Read DOJ settlement agreements related to Feedback

4. Training and Guidance

A covered entity must provide training on the Website/ICT Accessibility Policy, including Web Content Accessibility Guidelines (WCAG) accessibility requirements, to all employees and contractors who design, develop, procure, maintain, or have other responsibilities related to ICT. Website content personnel must also receive the training when they are hired into a position that includes such a role. The training should identify “best practices” describing steps and resources for implementing the Website/ICT Accessibility Policy. In addition, the covered entity must train sufficient personnel to handle feedback provided by individuals with disabilities.

Read DOJ settlement agreements related to Training 

5. Responsible Individual/Office Coordinators and Consultants

A covered entity must designate an employee who reports directly to a high ranking official as the Website Accessibility Coordinator for the covered entity’s website and other ICT. The coordinator must be:

  • Knowledgeable about the requirements of Title II and/or Title III of the ADA, WCAG 2.0 AA, MathML, ATAG 2.0, UAAG 1.0, WCAG2ICT, WAI-ARIA, DAISY, EPUB3, and general website accessibility;
  • Responsible for coordinating implementation of the website/ICT accessibility policy;
  • A contact person for content providers regarding accessibility issues relating to its websites, mobile applications, platforms, and the accessibility best practices guidance; and
  • Responsible for ensuring that the accessibility best practices guidance includes guidance on the accessibility requirements of Title III of the ADA and WCAG 2.0 AA, and reference to MathML, ATAG 2.0, UAAG 1.0, WCAG2ICT, WAI-ARIA, DAISY, EPUB3.

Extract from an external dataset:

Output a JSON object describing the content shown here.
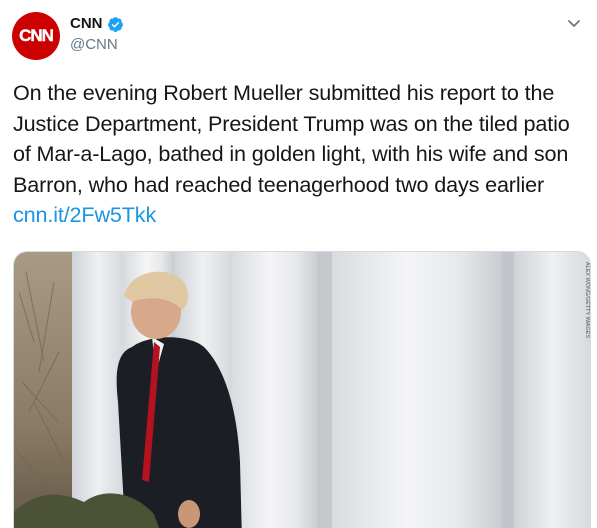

The covered entity must also appoint a cross-functional committee charged with monitoring and maintaining conformance of the websites and other ICT. This committee must assist and report to the Website Accessibility Coordinator, and also must retain an independent Website Accessibility Consultant who is knowledgeable about accessible website development, Title II and/or Title III of the AA, and Web Content Accessibility Guidelines (WCAG). 

The independent Website Accessibility Consultant’s duties shall include:

  • Advising the covered entity on how to conform its website and its mobile applications to WCAG2.0 AA;
  • Verifying that its website and its mobile applications conform to WCAG2.0 AA through a written accessibility evaluation, which will include recommendations to improve the accessibility of the website and its mobile applications; and
  • Establishing the criteria for selecting testers with disabilities and reviewing the results of the tests.

Read DOJ settlement agreements related to the Designation of a Responsible Person/Office 

 

Categories